▶ _The task_: Go through the records and tally the lines that include the word "here". The answer is that total alone.

◇ ◇ ◇ ◇ ◇ ◇ ◇

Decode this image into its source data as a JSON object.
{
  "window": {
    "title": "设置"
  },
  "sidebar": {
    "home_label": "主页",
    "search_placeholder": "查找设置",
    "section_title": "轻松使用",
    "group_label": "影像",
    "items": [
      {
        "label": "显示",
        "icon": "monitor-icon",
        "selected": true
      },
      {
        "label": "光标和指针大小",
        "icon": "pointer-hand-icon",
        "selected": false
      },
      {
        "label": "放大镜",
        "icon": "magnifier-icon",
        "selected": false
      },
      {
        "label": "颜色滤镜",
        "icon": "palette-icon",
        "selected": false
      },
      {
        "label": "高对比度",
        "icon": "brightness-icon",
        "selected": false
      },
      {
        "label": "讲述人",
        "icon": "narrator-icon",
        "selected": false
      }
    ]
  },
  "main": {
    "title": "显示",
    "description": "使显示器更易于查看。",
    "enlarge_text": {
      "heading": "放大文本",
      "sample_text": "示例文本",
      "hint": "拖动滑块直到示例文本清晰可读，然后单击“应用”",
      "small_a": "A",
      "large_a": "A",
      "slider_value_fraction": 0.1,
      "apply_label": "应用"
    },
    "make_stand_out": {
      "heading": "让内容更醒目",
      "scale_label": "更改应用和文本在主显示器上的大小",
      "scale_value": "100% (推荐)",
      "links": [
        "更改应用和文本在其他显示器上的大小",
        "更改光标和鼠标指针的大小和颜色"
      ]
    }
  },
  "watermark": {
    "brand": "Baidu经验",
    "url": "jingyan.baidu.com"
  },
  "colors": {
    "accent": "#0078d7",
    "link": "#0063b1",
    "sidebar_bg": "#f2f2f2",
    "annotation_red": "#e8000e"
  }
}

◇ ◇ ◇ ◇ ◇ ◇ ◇

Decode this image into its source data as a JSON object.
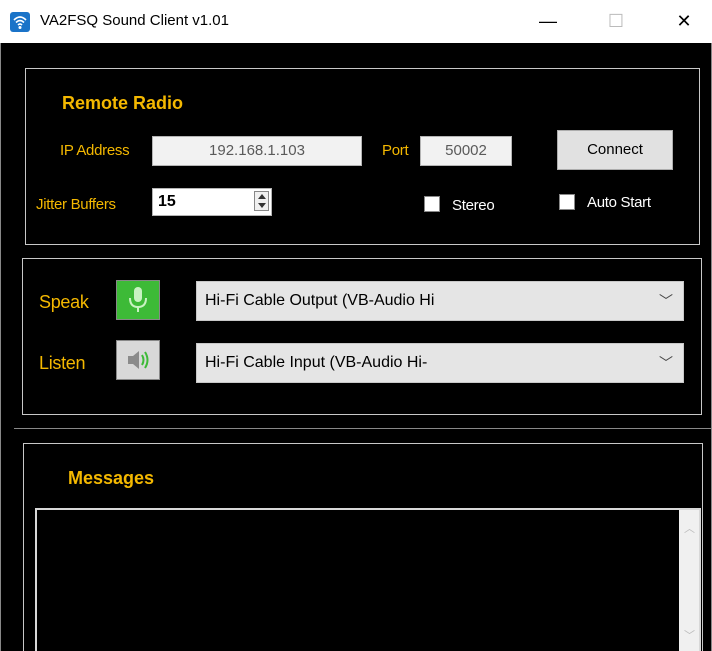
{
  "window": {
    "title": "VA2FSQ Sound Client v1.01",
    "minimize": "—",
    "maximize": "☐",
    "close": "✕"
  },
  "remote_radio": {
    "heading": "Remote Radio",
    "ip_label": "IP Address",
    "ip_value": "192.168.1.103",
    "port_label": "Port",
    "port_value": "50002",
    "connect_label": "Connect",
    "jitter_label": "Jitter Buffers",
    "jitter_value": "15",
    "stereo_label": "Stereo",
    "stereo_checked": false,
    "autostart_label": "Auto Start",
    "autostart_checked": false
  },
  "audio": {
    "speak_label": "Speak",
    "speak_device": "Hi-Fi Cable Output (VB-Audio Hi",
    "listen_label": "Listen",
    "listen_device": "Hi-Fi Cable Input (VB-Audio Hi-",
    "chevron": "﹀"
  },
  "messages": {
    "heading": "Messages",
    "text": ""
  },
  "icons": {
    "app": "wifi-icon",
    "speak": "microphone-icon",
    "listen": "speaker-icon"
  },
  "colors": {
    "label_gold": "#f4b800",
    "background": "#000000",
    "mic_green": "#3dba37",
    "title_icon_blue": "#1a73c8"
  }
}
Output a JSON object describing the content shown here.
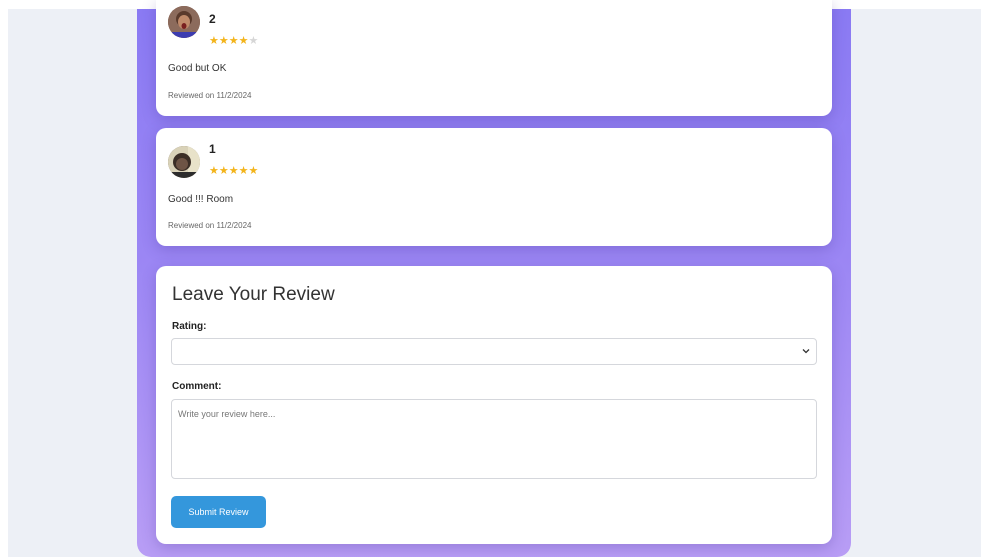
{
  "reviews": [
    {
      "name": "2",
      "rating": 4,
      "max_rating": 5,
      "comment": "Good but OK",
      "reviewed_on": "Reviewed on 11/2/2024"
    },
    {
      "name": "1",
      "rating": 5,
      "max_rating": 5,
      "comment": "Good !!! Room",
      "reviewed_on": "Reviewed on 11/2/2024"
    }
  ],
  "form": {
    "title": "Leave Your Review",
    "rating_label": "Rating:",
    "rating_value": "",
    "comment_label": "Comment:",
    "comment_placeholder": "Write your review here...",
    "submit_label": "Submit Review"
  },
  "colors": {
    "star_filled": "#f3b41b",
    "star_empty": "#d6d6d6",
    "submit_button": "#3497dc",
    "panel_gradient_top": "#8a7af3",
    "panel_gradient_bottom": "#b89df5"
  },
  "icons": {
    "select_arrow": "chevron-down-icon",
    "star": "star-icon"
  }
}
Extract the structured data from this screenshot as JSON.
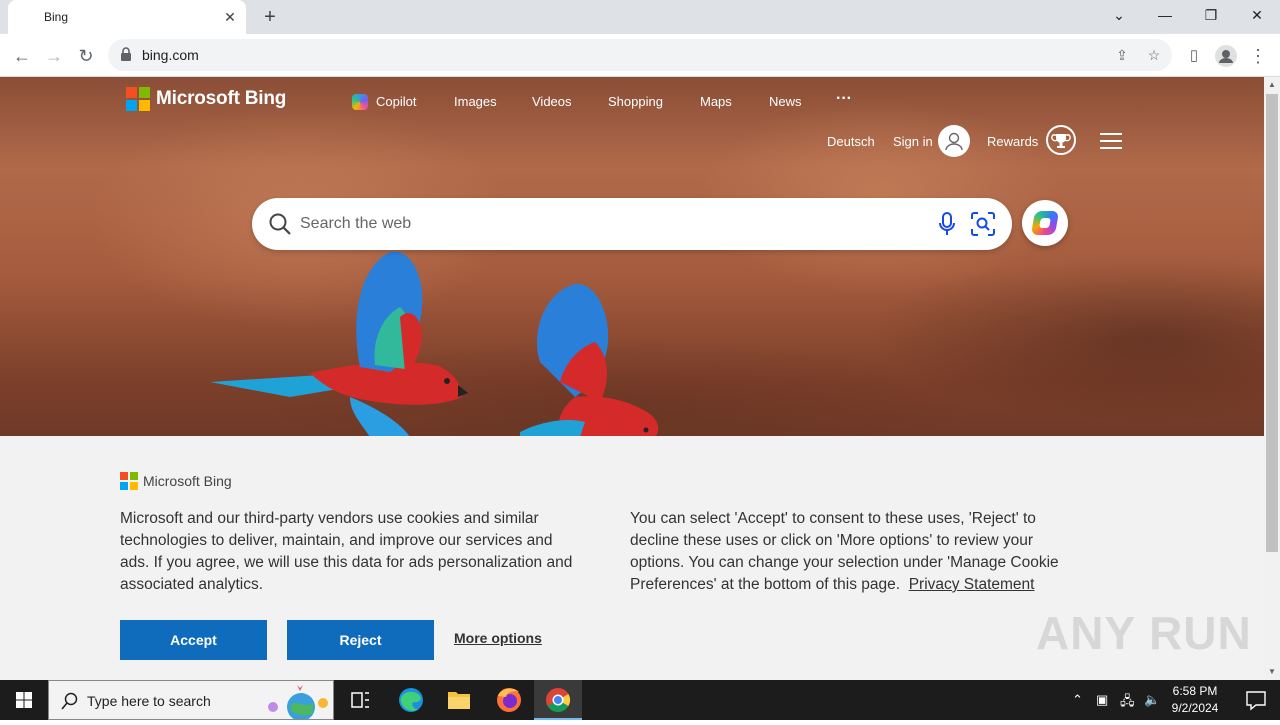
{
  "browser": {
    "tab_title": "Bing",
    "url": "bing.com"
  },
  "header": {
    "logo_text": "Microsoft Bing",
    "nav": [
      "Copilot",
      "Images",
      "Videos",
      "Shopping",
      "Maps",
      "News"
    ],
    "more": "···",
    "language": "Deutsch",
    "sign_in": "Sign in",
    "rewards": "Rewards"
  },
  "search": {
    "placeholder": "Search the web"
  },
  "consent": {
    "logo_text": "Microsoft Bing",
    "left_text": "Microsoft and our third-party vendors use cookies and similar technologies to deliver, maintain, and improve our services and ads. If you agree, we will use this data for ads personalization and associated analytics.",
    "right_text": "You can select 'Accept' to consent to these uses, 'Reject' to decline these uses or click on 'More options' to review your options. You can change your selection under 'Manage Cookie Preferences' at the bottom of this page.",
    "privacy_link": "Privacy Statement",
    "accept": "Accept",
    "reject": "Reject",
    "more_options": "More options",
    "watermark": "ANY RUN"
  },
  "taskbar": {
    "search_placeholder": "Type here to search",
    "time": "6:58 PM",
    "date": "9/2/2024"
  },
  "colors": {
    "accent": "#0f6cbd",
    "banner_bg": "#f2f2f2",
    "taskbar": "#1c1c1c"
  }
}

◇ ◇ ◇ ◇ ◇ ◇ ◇

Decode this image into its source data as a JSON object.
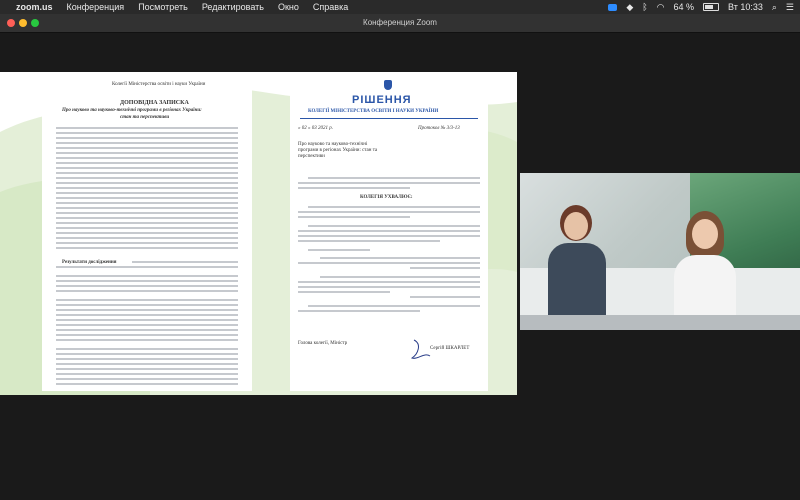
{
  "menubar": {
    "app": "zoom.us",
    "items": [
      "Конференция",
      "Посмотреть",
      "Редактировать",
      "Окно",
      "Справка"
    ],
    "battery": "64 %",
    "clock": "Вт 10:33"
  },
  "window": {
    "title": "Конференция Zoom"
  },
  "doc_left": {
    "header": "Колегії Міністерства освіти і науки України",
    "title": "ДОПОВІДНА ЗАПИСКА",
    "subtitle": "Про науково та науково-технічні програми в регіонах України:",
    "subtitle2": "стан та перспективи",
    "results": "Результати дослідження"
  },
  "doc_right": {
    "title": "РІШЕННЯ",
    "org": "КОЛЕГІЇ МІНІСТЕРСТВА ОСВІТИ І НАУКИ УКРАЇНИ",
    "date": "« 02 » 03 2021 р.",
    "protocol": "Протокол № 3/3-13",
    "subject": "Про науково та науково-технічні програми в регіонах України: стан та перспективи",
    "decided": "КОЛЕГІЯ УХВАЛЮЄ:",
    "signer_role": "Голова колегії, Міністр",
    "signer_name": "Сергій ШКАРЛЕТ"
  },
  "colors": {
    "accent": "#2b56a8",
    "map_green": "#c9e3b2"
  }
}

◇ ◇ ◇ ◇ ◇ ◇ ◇

▶ _Answer box_: 3